The economic viability of a multibillion-dollar infrastructure project supporting the Snowy 2.0 expansion should not be publicly tested because the project is nationally significant and the analysis might cause delays, Snowy Hydro says.
Energy market experts have criticised the proposal, saying it would prevent vital scrutiny of the project and risks repeating the over-investment in "poles and wires" infrastructure that led to spiralling electricity prices.
The massive expansion of the iconic Snowy Hydro scheme was announced in April last year by then-prime minister Malcolm Turnbull, who made it his signature project. It promises to make east coast energy supplies more reliable and affordable.
Snowy 2.0 would pump water uphill into dams and release it at times of high electricity demand, acting as a giant battery and backing up intermittent energy produced by wind and solar.
The scheme was conservatively priced at $2 billion. However the cost of upgrades to transmission lines and other infrastructure, required to deliver the extra capacity into Melbourne and Sydney, is expected to reach an estimated $2 billion or more, doubling the project’s cost.

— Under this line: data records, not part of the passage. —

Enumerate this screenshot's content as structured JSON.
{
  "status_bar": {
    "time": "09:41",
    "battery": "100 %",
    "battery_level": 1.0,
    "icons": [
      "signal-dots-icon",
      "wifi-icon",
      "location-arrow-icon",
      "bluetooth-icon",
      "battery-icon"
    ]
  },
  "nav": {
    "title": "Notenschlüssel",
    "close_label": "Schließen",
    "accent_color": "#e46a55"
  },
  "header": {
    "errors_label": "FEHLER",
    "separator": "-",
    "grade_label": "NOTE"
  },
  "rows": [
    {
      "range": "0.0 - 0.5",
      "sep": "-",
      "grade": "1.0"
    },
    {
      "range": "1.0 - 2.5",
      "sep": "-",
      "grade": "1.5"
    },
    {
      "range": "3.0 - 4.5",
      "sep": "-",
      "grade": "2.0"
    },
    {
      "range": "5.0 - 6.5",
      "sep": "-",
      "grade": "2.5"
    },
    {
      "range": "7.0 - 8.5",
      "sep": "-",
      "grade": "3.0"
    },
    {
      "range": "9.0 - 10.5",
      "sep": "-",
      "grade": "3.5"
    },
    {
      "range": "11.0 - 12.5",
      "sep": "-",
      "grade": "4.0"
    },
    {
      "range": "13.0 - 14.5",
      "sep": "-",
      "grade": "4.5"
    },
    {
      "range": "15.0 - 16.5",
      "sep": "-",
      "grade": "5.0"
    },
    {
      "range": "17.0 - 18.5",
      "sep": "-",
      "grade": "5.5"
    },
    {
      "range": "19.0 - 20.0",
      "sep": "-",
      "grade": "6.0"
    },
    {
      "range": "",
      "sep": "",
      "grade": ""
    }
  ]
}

Network businesses recover the cost of such upgrades from electricity consumers through higher prices.
In recent years, the businesses have been accused of "gold plating" or over-investing in network infrastructure to maximise profits. The Australian Competition and Consumer Commission says network charges have been the single biggest factor in rising household electricity bills over the past decade.
Snowy Hydro says the transmission work will involve a link between Tumut, Wagga Wagga and Bannaby in NSW and a strengthened connection between NSW and Victoria.
The Australian Energy Market Operator assesses such projects through the so-called regulatory investment test - identifying which transmission option offers the greatest economic benefits to market players, including consumers.
In a submission to the Australian Energy Market Commission, Snowy Hydro says the transmission projects "should not be subject to the [test]".
Instead, regulatory rules should be rewritten so that such "nationally significant and strategic" projects are approved differently - requiring only that a transmission network business "competitively source the most efficient means to deliver the project".
Snowy Hydro said regulatory investment tests can take more than 18 months and risk being delayed through the disputes process.
In a statement to Fairfax Media, the Commonwealth-owned Snowy Hydro said the test was ill-suited to a market transitioning to renewables and it was widely acknowledged within the industry that it needed updating.
"[The test] does not currently take into account ... factors such as competition, market benefits and reliability benefits, which all help lower prices for consumers," it said.
"We support any proposed transmission developments undergoing a rigorous test but it needs to be a holistic economic assessment to ensure the least cost options for consumers."
Snowy Hydro says the lines proposed to get its energy to market "will be needed and used by many other projects".
Energy Minister Angus Taylor did not say if he supported Snowy’s proposal, but told Fairfax Media "we must ensure that transmission does not drive up the cost of electricity to consumers".
Respected energy economist Bruce Mountain, a consultant who has advised government departments and regulators, said there was "just no way" Snowy 2.0 should be allowed to avoid the regulatory investment test.
"We’ve been through a massive mistake in network investment over the last decade through taking this sort of view that it’s all urgent, it has to be done, it always makes sense ... and we are now falling into the same trap," he said.
Associate Professor Mountain said the test was a public process that considered alternative transmission, generation and storage options, and may reveal cheaper options to Snowy 2.0.
“Snowy ought to be subject to exactly the same scrutiny as anyone else planning a major investment,” he said.
Grattan Institute energy program director Tony Wood said the test took time to complete but was "there for good reason".
"If such an exemption was to be granted [to Snowy 2.0], how does the consumer get protected?" he said, adding that should the expansion not prove as profitable as anticipated, "then the cost of it is worn by the consumer".
Mr Wood said the government had not adequately assessed alternative options before announcing Snowy 2.0. If the project was made exempt from the investment test, full financial details of the project, including the transmission costs, should be released so the public could "decide whether that is justified or not", he said.